Data records for software interfaces
BEGIN
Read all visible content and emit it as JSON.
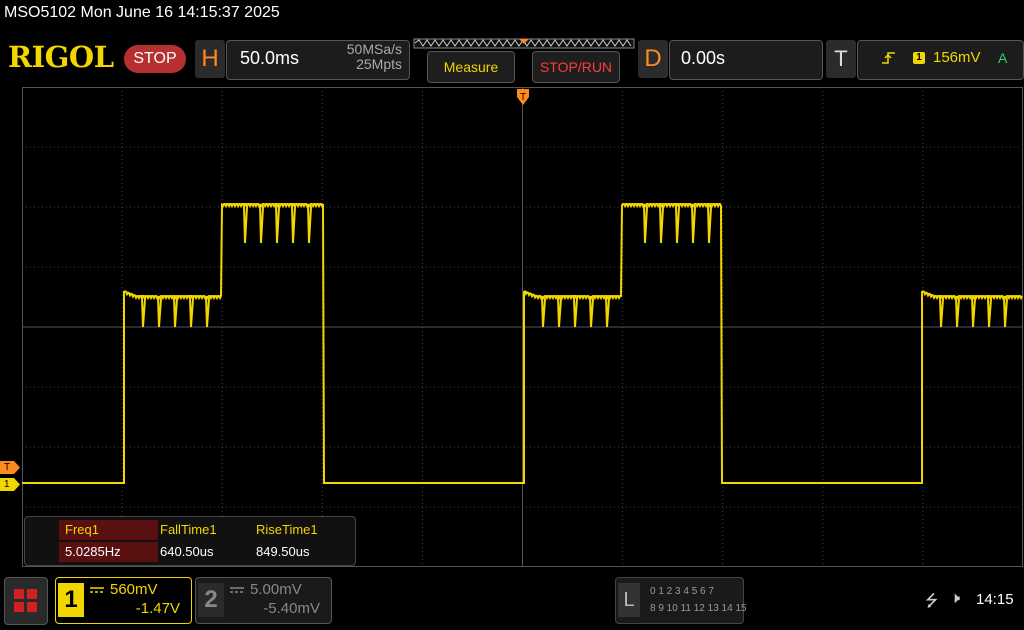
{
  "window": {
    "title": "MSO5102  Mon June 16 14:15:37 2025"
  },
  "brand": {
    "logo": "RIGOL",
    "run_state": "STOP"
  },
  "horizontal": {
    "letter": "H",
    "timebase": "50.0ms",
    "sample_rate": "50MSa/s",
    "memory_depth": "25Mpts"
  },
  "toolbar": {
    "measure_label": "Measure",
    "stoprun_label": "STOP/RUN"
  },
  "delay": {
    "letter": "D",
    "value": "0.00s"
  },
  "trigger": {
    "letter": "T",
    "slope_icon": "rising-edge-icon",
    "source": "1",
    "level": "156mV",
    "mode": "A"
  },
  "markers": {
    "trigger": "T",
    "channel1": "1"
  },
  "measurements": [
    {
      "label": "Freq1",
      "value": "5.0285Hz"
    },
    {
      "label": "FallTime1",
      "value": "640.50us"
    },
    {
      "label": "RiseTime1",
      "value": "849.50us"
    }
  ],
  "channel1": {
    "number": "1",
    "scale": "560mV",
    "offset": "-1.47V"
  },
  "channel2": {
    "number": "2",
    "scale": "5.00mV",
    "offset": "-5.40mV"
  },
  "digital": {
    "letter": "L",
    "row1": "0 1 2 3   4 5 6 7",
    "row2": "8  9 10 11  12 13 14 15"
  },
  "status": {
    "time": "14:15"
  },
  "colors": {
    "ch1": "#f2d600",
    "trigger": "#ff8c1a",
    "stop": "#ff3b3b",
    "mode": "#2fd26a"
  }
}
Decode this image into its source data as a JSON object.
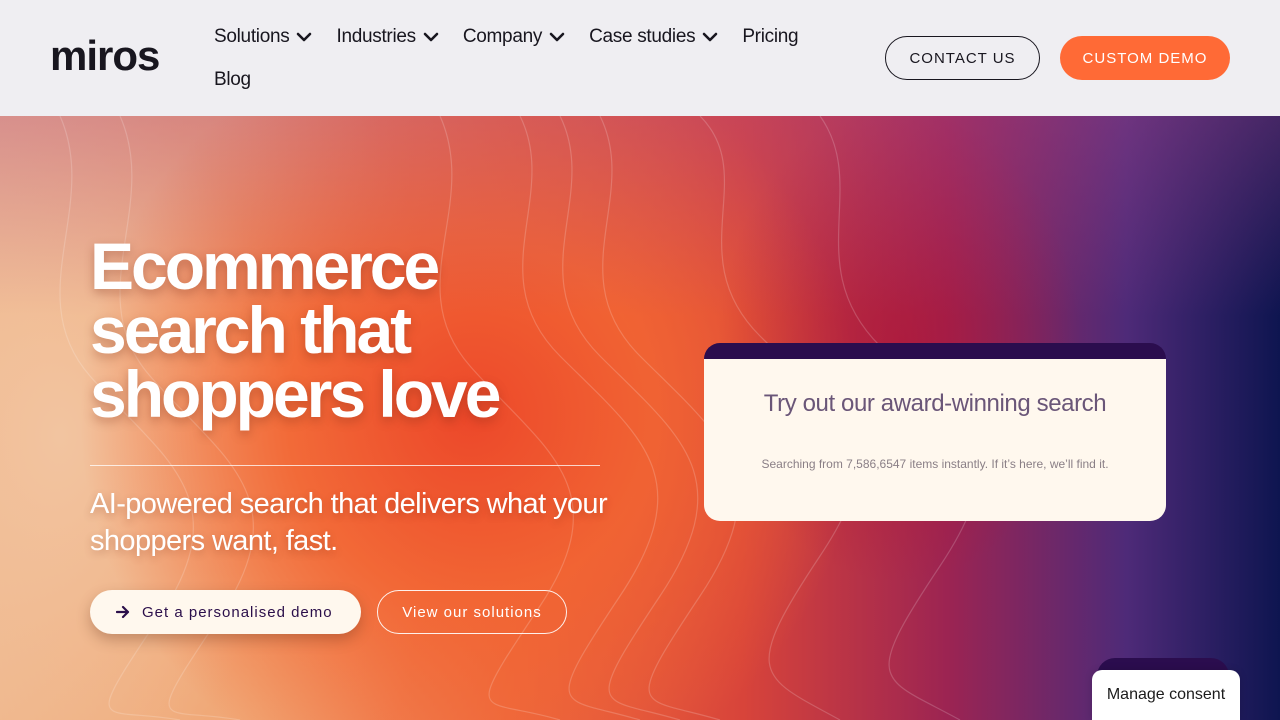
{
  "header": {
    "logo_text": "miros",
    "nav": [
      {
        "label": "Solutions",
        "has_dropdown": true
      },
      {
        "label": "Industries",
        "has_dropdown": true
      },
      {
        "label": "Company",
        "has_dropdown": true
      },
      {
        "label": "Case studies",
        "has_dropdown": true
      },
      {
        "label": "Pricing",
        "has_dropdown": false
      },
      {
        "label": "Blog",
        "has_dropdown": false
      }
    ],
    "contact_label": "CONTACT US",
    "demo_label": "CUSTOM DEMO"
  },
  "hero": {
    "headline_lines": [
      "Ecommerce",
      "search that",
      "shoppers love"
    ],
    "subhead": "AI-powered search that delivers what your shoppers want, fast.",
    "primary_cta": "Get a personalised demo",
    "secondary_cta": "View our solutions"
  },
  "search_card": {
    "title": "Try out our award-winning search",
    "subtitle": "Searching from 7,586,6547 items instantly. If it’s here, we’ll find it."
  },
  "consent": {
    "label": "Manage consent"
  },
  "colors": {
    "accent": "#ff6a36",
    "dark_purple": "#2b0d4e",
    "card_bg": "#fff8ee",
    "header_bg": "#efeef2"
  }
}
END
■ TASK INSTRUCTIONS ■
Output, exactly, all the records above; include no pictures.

■ RESPONSE AREA ■
Read all visible content and emit it as JSON.
{
  "window": {
    "title": "MSO5102  Mon June 16 14:15:37 2025"
  },
  "brand": {
    "logo": "RIGOL",
    "run_state": "STOP"
  },
  "horizontal": {
    "letter": "H",
    "timebase": "50.0ms",
    "sample_rate": "50MSa/s",
    "memory_depth": "25Mpts"
  },
  "toolbar": {
    "measure_label": "Measure",
    "stoprun_label": "STOP/RUN"
  },
  "delay": {
    "letter": "D",
    "value": "0.00s"
  },
  "trigger": {
    "letter": "T",
    "slope_icon": "rising-edge-icon",
    "source": "1",
    "level": "156mV",
    "mode": "A"
  },
  "markers": {
    "trigger": "T",
    "channel1": "1"
  },
  "measurements": [
    {
      "label": "Freq1",
      "value": "5.0285Hz"
    },
    {
      "label": "FallTime1",
      "value": "640.50us"
    },
    {
      "label": "RiseTime1",
      "value": "849.50us"
    }
  ],
  "channel1": {
    "number": "1",
    "scale": "560mV",
    "offset": "-1.47V"
  },
  "channel2": {
    "number": "2",
    "scale": "5.00mV",
    "offset": "-5.40mV"
  },
  "digital": {
    "letter": "L",
    "row1": "0 1 2 3   4 5 6 7",
    "row2": "8  9 10 11  12 13 14 15"
  },
  "status": {
    "time": "14:15"
  },
  "colors": {
    "ch1": "#f2d600",
    "trigger": "#ff8c1a",
    "stop": "#ff3b3b",
    "mode": "#2fd26a"
  }
}
Decode this image into its source data as a JSON object.
{
  "header": {
    "logo_text": "miros",
    "nav": [
      {
        "label": "Solutions",
        "has_dropdown": true
      },
      {
        "label": "Industries",
        "has_dropdown": true
      },
      {
        "label": "Company",
        "has_dropdown": true
      },
      {
        "label": "Case studies",
        "has_dropdown": true
      },
      {
        "label": "Pricing",
        "has_dropdown": false
      },
      {
        "label": "Blog",
        "has_dropdown": false
      }
    ],
    "contact_label": "CONTACT US",
    "demo_label": "CUSTOM DEMO"
  },
  "hero": {
    "headline_lines": [
      "Ecommerce",
      "search that",
      "shoppers love"
    ],
    "subhead": "AI-powered search that delivers what your shoppers want, fast.",
    "primary_cta": "Get a personalised demo",
    "secondary_cta": "View our solutions"
  },
  "search_card": {
    "title": "Try out our award-winning search",
    "subtitle": "Searching from 7,586,6547 items instantly. If it’s here, we’ll find it."
  },
  "consent": {
    "label": "Manage consent"
  },
  "colors": {
    "accent": "#ff6a36",
    "dark_purple": "#2b0d4e",
    "card_bg": "#fff8ee",
    "header_bg": "#efeef2"
  }
}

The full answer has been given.